Data below:

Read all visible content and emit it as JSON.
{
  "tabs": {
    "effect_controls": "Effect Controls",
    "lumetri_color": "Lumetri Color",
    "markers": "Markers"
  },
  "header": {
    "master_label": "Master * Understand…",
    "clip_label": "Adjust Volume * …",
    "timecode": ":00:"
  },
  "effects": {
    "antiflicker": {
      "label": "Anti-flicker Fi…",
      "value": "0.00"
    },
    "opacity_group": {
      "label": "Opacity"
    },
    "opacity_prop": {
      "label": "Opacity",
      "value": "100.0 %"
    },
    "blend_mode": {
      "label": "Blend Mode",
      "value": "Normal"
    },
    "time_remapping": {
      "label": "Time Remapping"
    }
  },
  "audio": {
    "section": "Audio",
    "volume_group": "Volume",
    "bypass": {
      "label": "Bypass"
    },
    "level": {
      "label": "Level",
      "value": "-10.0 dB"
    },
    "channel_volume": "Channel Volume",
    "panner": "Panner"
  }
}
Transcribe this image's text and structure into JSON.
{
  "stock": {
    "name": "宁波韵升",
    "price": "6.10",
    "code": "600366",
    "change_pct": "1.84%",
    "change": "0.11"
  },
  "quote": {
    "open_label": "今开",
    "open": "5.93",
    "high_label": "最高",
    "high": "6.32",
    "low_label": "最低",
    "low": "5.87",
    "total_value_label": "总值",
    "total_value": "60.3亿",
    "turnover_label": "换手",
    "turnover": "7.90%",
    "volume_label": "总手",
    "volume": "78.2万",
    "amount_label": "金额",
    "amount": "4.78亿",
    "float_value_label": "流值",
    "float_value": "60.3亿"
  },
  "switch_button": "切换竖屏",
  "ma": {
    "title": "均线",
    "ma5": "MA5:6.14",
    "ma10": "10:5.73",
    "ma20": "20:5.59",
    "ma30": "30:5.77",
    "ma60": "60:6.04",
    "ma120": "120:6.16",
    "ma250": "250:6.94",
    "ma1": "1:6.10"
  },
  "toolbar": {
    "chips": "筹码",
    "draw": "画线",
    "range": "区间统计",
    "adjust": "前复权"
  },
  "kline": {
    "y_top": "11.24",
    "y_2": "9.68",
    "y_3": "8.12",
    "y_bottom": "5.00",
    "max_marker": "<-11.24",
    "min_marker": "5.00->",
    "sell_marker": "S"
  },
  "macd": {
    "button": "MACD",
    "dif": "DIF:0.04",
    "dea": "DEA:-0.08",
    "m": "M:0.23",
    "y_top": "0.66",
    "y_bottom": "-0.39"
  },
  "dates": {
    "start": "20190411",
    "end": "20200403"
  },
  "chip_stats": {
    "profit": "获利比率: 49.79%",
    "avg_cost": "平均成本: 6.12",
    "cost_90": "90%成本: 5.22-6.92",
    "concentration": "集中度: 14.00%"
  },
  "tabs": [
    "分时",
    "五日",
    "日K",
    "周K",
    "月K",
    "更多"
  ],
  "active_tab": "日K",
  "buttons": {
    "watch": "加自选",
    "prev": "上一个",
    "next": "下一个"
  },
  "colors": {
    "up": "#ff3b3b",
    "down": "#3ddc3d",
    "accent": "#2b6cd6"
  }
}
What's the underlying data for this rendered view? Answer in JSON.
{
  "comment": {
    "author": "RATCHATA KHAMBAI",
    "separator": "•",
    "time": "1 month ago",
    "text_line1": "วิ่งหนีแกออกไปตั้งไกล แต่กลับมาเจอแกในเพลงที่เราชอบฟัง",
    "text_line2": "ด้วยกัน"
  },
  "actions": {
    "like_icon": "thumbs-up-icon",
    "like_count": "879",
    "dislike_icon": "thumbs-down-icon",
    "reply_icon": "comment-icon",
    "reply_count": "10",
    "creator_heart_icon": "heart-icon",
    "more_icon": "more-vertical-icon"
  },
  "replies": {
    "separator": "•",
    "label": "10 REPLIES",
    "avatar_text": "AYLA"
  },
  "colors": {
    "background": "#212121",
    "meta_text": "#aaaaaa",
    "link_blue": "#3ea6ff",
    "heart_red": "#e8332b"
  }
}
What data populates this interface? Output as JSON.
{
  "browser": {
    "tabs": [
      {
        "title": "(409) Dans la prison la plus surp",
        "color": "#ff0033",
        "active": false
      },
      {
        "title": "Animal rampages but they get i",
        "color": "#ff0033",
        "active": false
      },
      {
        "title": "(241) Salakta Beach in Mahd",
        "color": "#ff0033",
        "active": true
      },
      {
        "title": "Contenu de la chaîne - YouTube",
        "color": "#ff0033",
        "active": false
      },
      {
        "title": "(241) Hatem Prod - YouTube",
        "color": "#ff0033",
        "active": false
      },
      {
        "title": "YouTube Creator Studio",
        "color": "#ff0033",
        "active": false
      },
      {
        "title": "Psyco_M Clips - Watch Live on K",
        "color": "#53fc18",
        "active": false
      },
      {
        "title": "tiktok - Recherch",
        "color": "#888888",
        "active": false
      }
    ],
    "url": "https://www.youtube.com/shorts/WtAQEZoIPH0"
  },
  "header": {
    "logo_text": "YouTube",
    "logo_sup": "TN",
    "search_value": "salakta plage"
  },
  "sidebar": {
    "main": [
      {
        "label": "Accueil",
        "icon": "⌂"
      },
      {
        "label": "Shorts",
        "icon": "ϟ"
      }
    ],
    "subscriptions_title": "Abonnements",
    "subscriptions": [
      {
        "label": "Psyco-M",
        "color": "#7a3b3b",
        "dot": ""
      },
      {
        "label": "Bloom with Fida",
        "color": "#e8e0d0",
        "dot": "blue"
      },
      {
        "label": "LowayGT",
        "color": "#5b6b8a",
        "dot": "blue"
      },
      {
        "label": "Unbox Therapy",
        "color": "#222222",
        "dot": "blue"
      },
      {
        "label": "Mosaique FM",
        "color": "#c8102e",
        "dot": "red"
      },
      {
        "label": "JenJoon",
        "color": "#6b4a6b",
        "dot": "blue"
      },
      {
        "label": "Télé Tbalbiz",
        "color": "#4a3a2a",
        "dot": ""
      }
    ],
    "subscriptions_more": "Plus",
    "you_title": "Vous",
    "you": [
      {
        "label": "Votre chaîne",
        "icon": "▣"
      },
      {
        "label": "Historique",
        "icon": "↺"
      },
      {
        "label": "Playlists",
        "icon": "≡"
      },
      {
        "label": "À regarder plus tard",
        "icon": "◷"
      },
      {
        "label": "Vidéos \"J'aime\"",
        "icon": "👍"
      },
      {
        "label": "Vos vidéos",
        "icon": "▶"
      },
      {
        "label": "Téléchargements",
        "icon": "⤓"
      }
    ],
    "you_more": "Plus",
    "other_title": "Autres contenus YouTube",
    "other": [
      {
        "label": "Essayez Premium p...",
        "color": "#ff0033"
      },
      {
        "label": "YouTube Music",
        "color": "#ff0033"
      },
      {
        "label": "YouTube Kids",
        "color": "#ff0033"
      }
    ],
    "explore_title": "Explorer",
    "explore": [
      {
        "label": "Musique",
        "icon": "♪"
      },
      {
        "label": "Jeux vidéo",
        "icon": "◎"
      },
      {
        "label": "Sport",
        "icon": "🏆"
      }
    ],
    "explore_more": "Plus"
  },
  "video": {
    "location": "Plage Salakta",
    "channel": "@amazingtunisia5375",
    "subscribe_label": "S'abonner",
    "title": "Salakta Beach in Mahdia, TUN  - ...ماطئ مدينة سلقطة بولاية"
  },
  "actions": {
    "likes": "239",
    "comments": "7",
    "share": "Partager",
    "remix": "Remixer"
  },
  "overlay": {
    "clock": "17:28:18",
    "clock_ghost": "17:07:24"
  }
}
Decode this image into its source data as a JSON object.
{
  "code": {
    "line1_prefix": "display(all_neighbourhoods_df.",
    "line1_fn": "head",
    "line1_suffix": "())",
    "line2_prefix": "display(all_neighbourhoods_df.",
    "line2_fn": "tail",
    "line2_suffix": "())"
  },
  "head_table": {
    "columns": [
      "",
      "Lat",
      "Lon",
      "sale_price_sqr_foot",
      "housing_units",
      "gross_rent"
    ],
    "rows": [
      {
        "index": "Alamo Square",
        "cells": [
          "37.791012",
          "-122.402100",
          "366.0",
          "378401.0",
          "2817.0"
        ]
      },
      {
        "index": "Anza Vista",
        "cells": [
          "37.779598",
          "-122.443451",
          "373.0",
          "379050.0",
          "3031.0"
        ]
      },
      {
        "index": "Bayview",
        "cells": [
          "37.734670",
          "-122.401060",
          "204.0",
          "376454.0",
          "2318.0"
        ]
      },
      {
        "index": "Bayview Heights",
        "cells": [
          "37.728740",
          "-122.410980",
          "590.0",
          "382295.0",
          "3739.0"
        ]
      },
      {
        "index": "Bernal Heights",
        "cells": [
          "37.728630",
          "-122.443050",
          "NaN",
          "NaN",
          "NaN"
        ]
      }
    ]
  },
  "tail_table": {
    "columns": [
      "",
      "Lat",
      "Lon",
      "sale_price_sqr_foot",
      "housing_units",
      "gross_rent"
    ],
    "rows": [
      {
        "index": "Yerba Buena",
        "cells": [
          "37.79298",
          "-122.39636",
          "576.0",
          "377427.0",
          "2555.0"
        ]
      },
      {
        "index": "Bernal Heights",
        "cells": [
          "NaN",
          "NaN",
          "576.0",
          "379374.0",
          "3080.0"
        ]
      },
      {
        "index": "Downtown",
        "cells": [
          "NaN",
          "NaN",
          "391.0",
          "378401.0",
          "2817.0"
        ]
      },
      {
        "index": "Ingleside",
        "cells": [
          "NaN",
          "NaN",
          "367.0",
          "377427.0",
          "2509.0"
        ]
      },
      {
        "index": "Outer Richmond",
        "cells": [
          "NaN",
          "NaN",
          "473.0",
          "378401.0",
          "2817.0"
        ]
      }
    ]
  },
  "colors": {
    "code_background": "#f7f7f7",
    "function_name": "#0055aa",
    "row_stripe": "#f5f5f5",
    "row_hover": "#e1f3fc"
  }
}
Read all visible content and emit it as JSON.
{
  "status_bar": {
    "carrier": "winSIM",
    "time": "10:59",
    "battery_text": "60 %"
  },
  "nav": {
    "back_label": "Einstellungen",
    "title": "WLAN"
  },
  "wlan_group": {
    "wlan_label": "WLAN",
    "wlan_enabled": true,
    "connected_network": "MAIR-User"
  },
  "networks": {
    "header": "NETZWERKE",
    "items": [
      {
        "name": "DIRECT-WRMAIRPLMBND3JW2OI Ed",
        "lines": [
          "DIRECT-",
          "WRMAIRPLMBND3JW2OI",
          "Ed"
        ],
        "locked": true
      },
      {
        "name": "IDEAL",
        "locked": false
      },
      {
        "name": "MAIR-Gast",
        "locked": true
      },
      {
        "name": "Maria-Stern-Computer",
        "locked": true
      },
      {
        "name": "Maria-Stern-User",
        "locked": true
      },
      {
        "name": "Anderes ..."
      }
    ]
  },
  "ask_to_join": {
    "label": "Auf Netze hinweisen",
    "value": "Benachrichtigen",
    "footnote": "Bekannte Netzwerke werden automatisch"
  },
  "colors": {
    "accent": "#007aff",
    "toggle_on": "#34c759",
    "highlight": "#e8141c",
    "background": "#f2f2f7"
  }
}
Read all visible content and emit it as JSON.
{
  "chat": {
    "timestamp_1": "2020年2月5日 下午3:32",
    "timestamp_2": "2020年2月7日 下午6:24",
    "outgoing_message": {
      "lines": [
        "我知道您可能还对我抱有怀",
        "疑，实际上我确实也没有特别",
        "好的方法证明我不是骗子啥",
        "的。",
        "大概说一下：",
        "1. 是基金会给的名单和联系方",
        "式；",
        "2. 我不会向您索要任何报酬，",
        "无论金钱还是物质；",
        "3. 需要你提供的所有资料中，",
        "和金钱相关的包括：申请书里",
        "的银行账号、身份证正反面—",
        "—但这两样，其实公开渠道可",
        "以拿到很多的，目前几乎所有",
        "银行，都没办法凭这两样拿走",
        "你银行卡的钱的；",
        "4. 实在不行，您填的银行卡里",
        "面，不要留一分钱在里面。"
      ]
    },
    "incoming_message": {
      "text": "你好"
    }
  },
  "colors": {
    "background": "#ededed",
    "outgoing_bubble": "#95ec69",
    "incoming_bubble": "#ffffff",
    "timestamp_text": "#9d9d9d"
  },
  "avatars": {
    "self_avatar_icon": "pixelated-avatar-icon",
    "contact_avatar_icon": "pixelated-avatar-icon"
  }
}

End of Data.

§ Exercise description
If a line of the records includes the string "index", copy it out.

§ Reply
        "index": "Alamo Square",
        "index": "Anza Vista",
        "index": "Bayview",
        "index": "Bayview Heights",
        "index": "Bernal Heights",
        "index": "Yerba Buena",
        "index": "Bernal Heights",
        "index": "Downtown",
        "index": "Ingleside",
        "index": "Outer Richmond",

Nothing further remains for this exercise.